Shackled and wearing yellow prison garb, Emerson was not asked to and did not speak during the hearing. But family and friends showed up to support him in the courtroom. Among those were retired Juneau Superior Court Judge Patricia Collins, who said she was a longtime friend of both the Emerson and White families.
Taylor White’s mother, Carol White, was also in attendance, to lend Emerson moral support. After the crash, the families came together in shared grief, and she even testified on Emerson’s behalf during his sentencing hearing nearly two years ago.
White told reporters after Thursday’s hearing that Emerson has never shirked away from accepting responsibility for his role in the deadly 2009 crash, and has always shown remorse.

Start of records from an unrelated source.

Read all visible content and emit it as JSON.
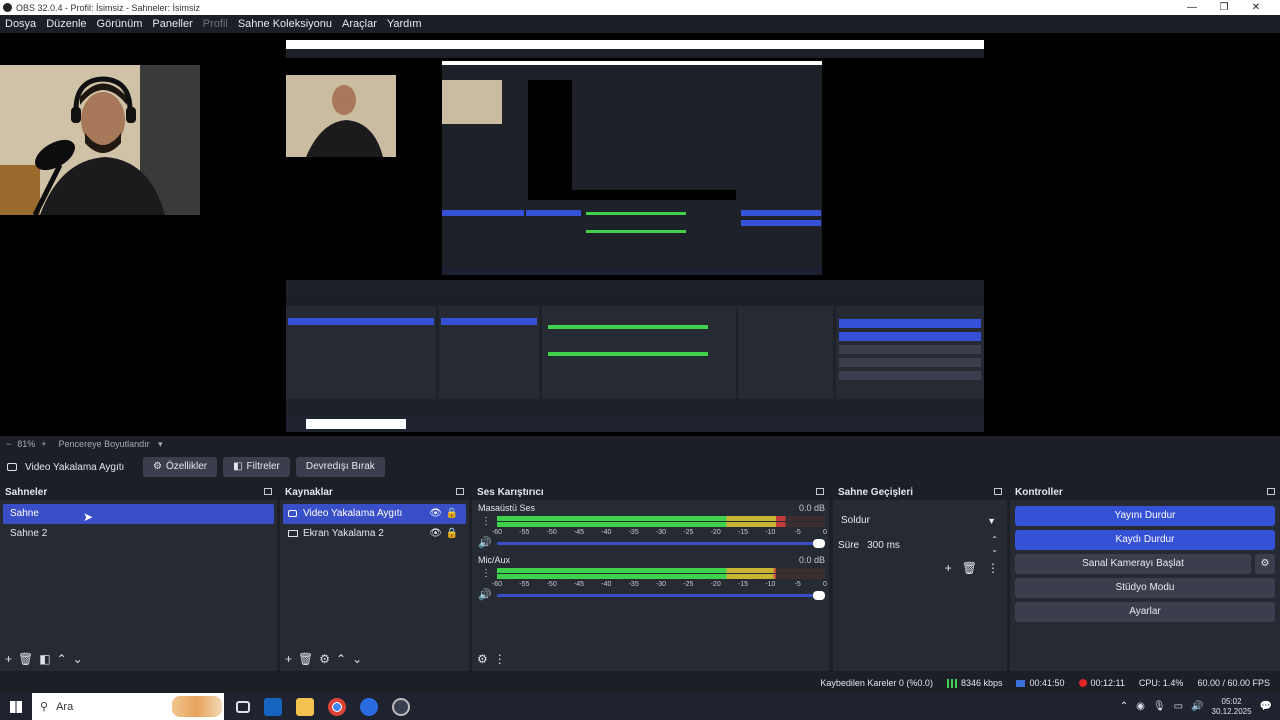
{
  "window": {
    "title": "OBS 32.0.4 - Profil: İsimsiz - Sahneler: İsimsiz",
    "min": "—",
    "max": "❐",
    "close": "✕"
  },
  "menu": [
    {
      "label": "Dosya"
    },
    {
      "label": "Düzenle"
    },
    {
      "label": "Görünüm"
    },
    {
      "label": "Paneller"
    },
    {
      "label": "Profil"
    },
    {
      "label": "Sahne Koleksiyonu"
    },
    {
      "label": "Araçlar"
    },
    {
      "label": "Yardım"
    }
  ],
  "preview_status": {
    "minus": "−",
    "zoom": "81%",
    "plus": "+",
    "fit_label": "Pencereye Boyutlandır"
  },
  "source_toolbar": {
    "source_name": "Video Yakalama Aygıtı",
    "properties": "Özellikler",
    "filters": "Filtreler",
    "deactivate": "Devredışı Bırak"
  },
  "scenes": {
    "title": "Sahneler",
    "items": [
      {
        "label": "Sahne"
      },
      {
        "label": "Sahne 2"
      }
    ]
  },
  "sources": {
    "title": "Kaynaklar",
    "items": [
      {
        "label": "Video Yakalama Aygıtı"
      },
      {
        "label": "Ekran Yakalama 2"
      }
    ]
  },
  "mixer": {
    "title": "Ses Karıştırıcı",
    "channels": [
      {
        "name": "Masaüstü Ses",
        "db": "0.0 dB",
        "level": 0.88
      },
      {
        "name": "Mic/Aux",
        "db": "0.0 dB",
        "level": 0.84
      }
    ],
    "ticks": [
      "-60",
      "-55",
      "-50",
      "-45",
      "-40",
      "-35",
      "-30",
      "-25",
      "-20",
      "-15",
      "-10",
      "-5",
      "0"
    ]
  },
  "transitions": {
    "title": "Sahne Geçişleri",
    "selected": "Soldur",
    "duration_label": "Süre",
    "duration_value": "300 ms"
  },
  "controls": {
    "title": "Kontroller",
    "stop_stream": "Yayını Durdur",
    "stop_record": "Kaydı Durdur",
    "virtual_cam": "Sanal Kamerayı Başlat",
    "studio_mode": "Stüdyo Modu",
    "settings": "Ayarlar"
  },
  "statusbar": {
    "dropped": "Kaybedilen Kareler 0 (%0.0)",
    "bitrate": "8346 kbps",
    "stream_time": "00:41:50",
    "rec_time": "00:12:11",
    "cpu": "CPU: 1.4%",
    "fps": "60.00 / 60.00 FPS"
  },
  "taskbar": {
    "search_placeholder": "Ara",
    "time": "05:02",
    "date": "30.12.2025"
  },
  "colors": {
    "accent": "#384fc8",
    "meter_green": "#3fd34b",
    "meter_yellow": "#c9b534",
    "meter_red": "#c23a3a"
  }
}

When White and her husband, Kevin, established a foundation to combat underage drinking and driving and then produced a film to document the events of the night of their son’s death, Emerson was the only one who originally showed up to do it, she said. Once he did, the other kids followed. The film is still shown to high school students across Southeast Alaska. White said it wasn’t an easy thing for Emerson to do.
“He’s a pretty reticent person and not a very — I mean, he’s a very private person — and so if you watch him prepare to do that, you understand the effort that it requires. He shakes, he gets so he can’t talk very well, and it takes him a little time to get used to it,” she said.

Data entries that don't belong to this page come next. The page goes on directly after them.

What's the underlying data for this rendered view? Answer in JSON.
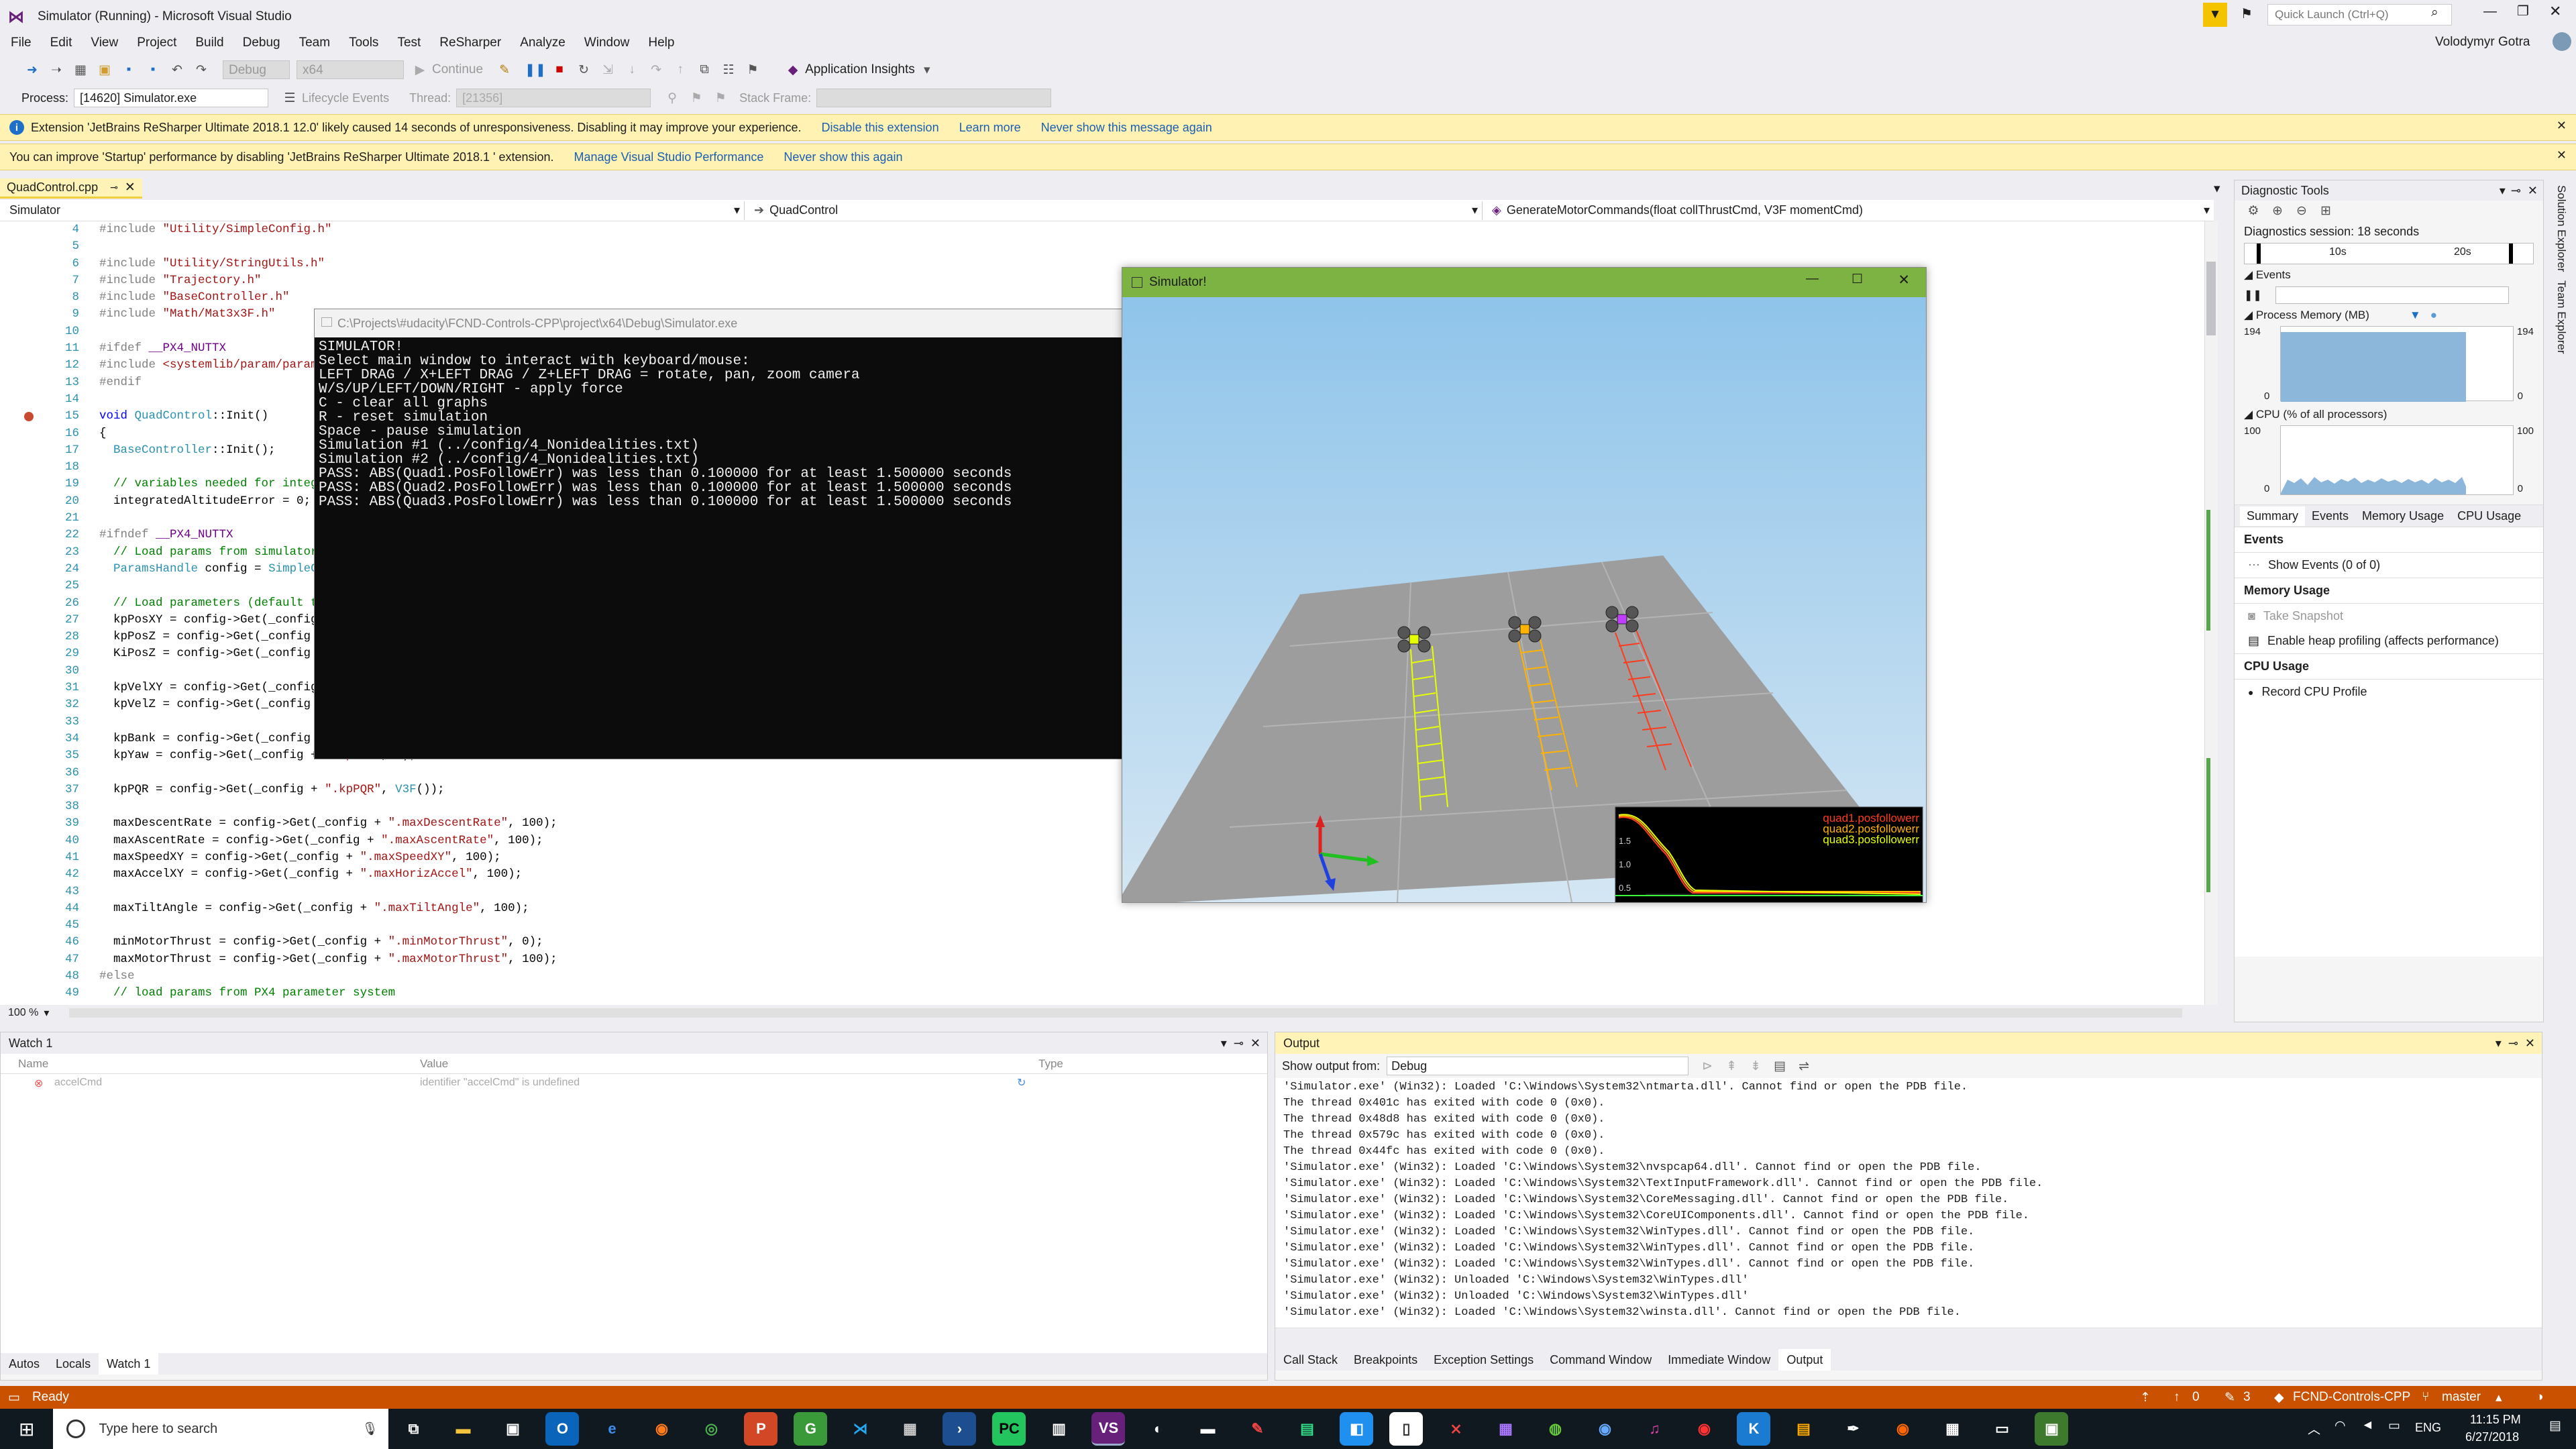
{
  "window": {
    "title": "Simulator (Running) - Microsoft Visual Studio",
    "quick_launch_placeholder": "Quick Launch (Ctrl+Q)",
    "user": "Volodymyr Gotra"
  },
  "menu": [
    "File",
    "Edit",
    "View",
    "Project",
    "Build",
    "Debug",
    "Team",
    "Tools",
    "Test",
    "ReSharper",
    "Analyze",
    "Window",
    "Help"
  ],
  "toolbar": {
    "config": "Debug",
    "platform": "x64",
    "continue_label": "Continue",
    "app_insights": "Application Insights",
    "process_label": "Process:",
    "process_value": "[14620] Simulator.exe",
    "lifecycle": "Lifecycle Events",
    "thread_label": "Thread:",
    "thread_value": "[21356]",
    "stack_label": "Stack Frame:"
  },
  "infobar1": {
    "text": "Extension 'JetBrains ReSharper Ultimate 2018.1  12.0' likely caused 14 seconds of unresponsiveness. Disabling it may improve your experience.",
    "links": [
      "Disable this extension",
      "Learn more",
      "Never show this message again"
    ]
  },
  "infobar2": {
    "text": "You can improve 'Startup' performance by disabling 'JetBrains ReSharper Ultimate 2018.1 ' extension.",
    "links": [
      "Manage Visual Studio Performance",
      "Never show this again"
    ]
  },
  "editor": {
    "tab": "QuadControl.cpp",
    "nav": [
      "Simulator",
      "QuadControl",
      "GenerateMotorCommands(float collThrustCmd, V3F momentCmd)"
    ],
    "zoom": "100 %",
    "gutter": [
      "4",
      "5",
      "6",
      "7",
      "8",
      "9",
      "10",
      "11",
      "12",
      "13",
      "14",
      "15",
      "16",
      "17",
      "18",
      "19",
      "20",
      "21",
      "22",
      "23",
      "24",
      "25",
      "26",
      "27",
      "28",
      "29",
      "30",
      "31",
      "32",
      "33",
      "34",
      "35",
      "36",
      "37",
      "38",
      "39",
      "40",
      "41",
      "42",
      "43",
      "44",
      "45",
      "46",
      "47",
      "48",
      "49"
    ],
    "lines": [
      "#include \"Utility/SimpleConfig.h\"",
      "",
      "#include \"Utility/StringUtils.h\"",
      "#include \"Trajectory.h\"",
      "#include \"BaseController.h\"",
      "#include \"Math/Mat3x3F.h\"",
      "",
      "#ifdef __PX4_NUTTX",
      "#include <systemlib/param/param.h>",
      "#endif",
      "",
      "void QuadControl::Init()",
      "{",
      "  BaseController::Init();",
      "",
      "  // variables needed for integral control",
      "  integratedAltitudeError = 0;",
      "",
      "#ifndef __PX4_NUTTX",
      "  // Load params from simulator parameter system",
      "  ParamsHandle config = SimpleConfig::GetInstance();",
      "",
      "  // Load parameters (default to 0)",
      "  kpPosXY = config->Get(_config + \".kpPosXY\", 0);",
      "  kpPosZ = config->Get(_config + \".kpPosZ\", 0);",
      "  KiPosZ = config->Get(_config + \".KiPosZ\", 0);",
      "",
      "  kpVelXY = config->Get(_config + \".kpVelXY\", 0);",
      "  kpVelZ = config->Get(_config + \".kpVelZ\", 0);",
      "",
      "  kpBank = config->Get(_config + \".kpBank\", 0);",
      "  kpYaw = config->Get(_config + \".kpYaw\", 0);",
      "",
      "  kpPQR = config->Get(_config + \".kpPQR\", V3F());",
      "",
      "  maxDescentRate = config->Get(_config + \".maxDescentRate\", 100);",
      "  maxAscentRate = config->Get(_config + \".maxAscentRate\", 100);",
      "  maxSpeedXY = config->Get(_config + \".maxSpeedXY\", 100);",
      "  maxAccelXY = config->Get(_config + \".maxHorizAccel\", 100);",
      "",
      "  maxTiltAngle = config->Get(_config + \".maxTiltAngle\", 100);",
      "",
      "  minMotorThrust = config->Get(_config + \".minMotorThrust\", 0);",
      "  maxMotorThrust = config->Get(_config + \".maxMotorThrust\", 100);",
      "#else",
      "  // load params from PX4 parameter system"
    ]
  },
  "console": {
    "title": "C:\\Projects\\#udacity\\FCND-Controls-CPP\\project\\x64\\Debug\\Simulator.exe",
    "lines": [
      "SIMULATOR!",
      "Select main window to interact with keyboard/mouse:",
      "LEFT DRAG / X+LEFT DRAG / Z+LEFT DRAG = rotate, pan, zoom camera",
      "W/S/UP/LEFT/DOWN/RIGHT - apply force",
      "C - clear all graphs",
      "R - reset simulation",
      "Space - pause simulation",
      "Simulation #1 (../config/4_Nonidealities.txt)",
      "Simulation #2 (../config/4_Nonidealities.txt)",
      "PASS: ABS(Quad1.PosFollowErr) was less than 0.100000 for at least 1.500000 seconds",
      "PASS: ABS(Quad2.PosFollowErr) was less than 0.100000 for at least 1.500000 seconds",
      "PASS: ABS(Quad3.PosFollowErr) was less than 0.100000 for at least 1.500000 seconds"
    ]
  },
  "simulator": {
    "title": "Simulator!",
    "legend": [
      "quad1.posfollowerr",
      "quad2.posfollowerr",
      "quad3.posfollowerr"
    ],
    "legend_colors": [
      "#ff3b1f",
      "#ffb300",
      "#e6ff00"
    ],
    "ticks": [
      "1.5",
      "1.0",
      "0.5"
    ]
  },
  "diag": {
    "title": "Diagnostic Tools",
    "session": "Diagnostics session: 18 seconds",
    "timeline": [
      "10s",
      "20s"
    ],
    "events_label": "Events",
    "mem_label": "Process Memory (MB)",
    "mem_max": "194",
    "mem_min": "0",
    "cpu_label": "CPU (% of all processors)",
    "cpu_max": "100",
    "cpu_min": "0",
    "tabs": [
      "Summary",
      "Events",
      "Memory Usage",
      "CPU Usage"
    ],
    "sec_events": "Events",
    "show_events": "Show Events (0 of 0)",
    "sec_mem": "Memory Usage",
    "take_snapshot": "Take Snapshot",
    "heap": "Enable heap profiling (affects performance)",
    "sec_cpu": "CPU Usage",
    "record_cpu": "Record CPU Profile",
    "side": [
      "Solution Explorer",
      "Team Explorer"
    ]
  },
  "watch": {
    "title": "Watch 1",
    "cols": [
      "Name",
      "Value",
      "Type"
    ],
    "row": {
      "name": "accelCmd",
      "value": "identifier \"accelCmd\" is undefined"
    },
    "tabs": [
      "Autos",
      "Locals",
      "Watch 1"
    ]
  },
  "output": {
    "title": "Output",
    "show_from_label": "Show output from:",
    "show_from_value": "Debug",
    "lines": [
      "'Simulator.exe' (Win32): Loaded 'C:\\Windows\\System32\\ntmarta.dll'. Cannot find or open the PDB file.",
      "The thread 0x401c has exited with code 0 (0x0).",
      "The thread 0x48d8 has exited with code 0 (0x0).",
      "The thread 0x579c has exited with code 0 (0x0).",
      "The thread 0x44fc has exited with code 0 (0x0).",
      "'Simulator.exe' (Win32): Loaded 'C:\\Windows\\System32\\nvspcap64.dll'. Cannot find or open the PDB file.",
      "'Simulator.exe' (Win32): Loaded 'C:\\Windows\\System32\\TextInputFramework.dll'. Cannot find or open the PDB file.",
      "'Simulator.exe' (Win32): Loaded 'C:\\Windows\\System32\\CoreMessaging.dll'. Cannot find or open the PDB file.",
      "'Simulator.exe' (Win32): Loaded 'C:\\Windows\\System32\\CoreUIComponents.dll'. Cannot find or open the PDB file.",
      "'Simulator.exe' (Win32): Loaded 'C:\\Windows\\System32\\WinTypes.dll'. Cannot find or open the PDB file.",
      "'Simulator.exe' (Win32): Loaded 'C:\\Windows\\System32\\WinTypes.dll'. Cannot find or open the PDB file.",
      "'Simulator.exe' (Win32): Loaded 'C:\\Windows\\System32\\WinTypes.dll'. Cannot find or open the PDB file.",
      "'Simulator.exe' (Win32): Unloaded 'C:\\Windows\\System32\\WinTypes.dll'",
      "'Simulator.exe' (Win32): Unloaded 'C:\\Windows\\System32\\WinTypes.dll'",
      "'Simulator.exe' (Win32): Loaded 'C:\\Windows\\System32\\winsta.dll'. Cannot find or open the PDB file."
    ],
    "tabs": [
      "Call Stack",
      "Breakpoints",
      "Exception Settings",
      "Command Window",
      "Immediate Window",
      "Output"
    ]
  },
  "status": {
    "ready": "Ready",
    "up": "0",
    "pencil": "3",
    "repo": "FCND-Controls-CPP",
    "branch": "master"
  },
  "taskbar": {
    "search": "Type here to search",
    "time": "11:15 PM",
    "date": "6/27/2018",
    "lang": "ENG"
  }
}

“So he’s really doing it at a personal cost,” she added. “It’s not easy for him to do, and he is always done anything we’ve asked, whether it’s to present to 500 people or to stuff envelopes. And that takes strength of character, that takes courage, and that is part of him as well. ... We focus right now on how he’s messed up, and that’s part of him, too. And while he’s certainly not a perfect person, he’s a very good person.”
White continued to say that she wasn’t aware that Emerson was having so much trouble recently and that he is probably still struggling to forgive himself.
“Self-forgiveness is a tough thing for any of us, and I think being 18 makes it harder, and I think being a male makes it even harder,” she said. “So I guess if I had to see the grace in any of this, it is that now I understand where he is whereas I didn’t realize how hard he was struggling and the fact that this forgiveness hadn’t quite been processed.”
When Emerson was remanded back to jail last week on suspicion of violating probation, his first and only phone call was to her, she said.
“He called me, he said, ‘Carol, I have to tell you something really awful. I screwed up. I have screwed up what we’ve been working for for the past three years,’” White said. “He called me from jail. He didn’t want me to hear that any other way.”
• Contact reporter Emily Russo Miller at 523-2263 or at firstname.lastname@example.org.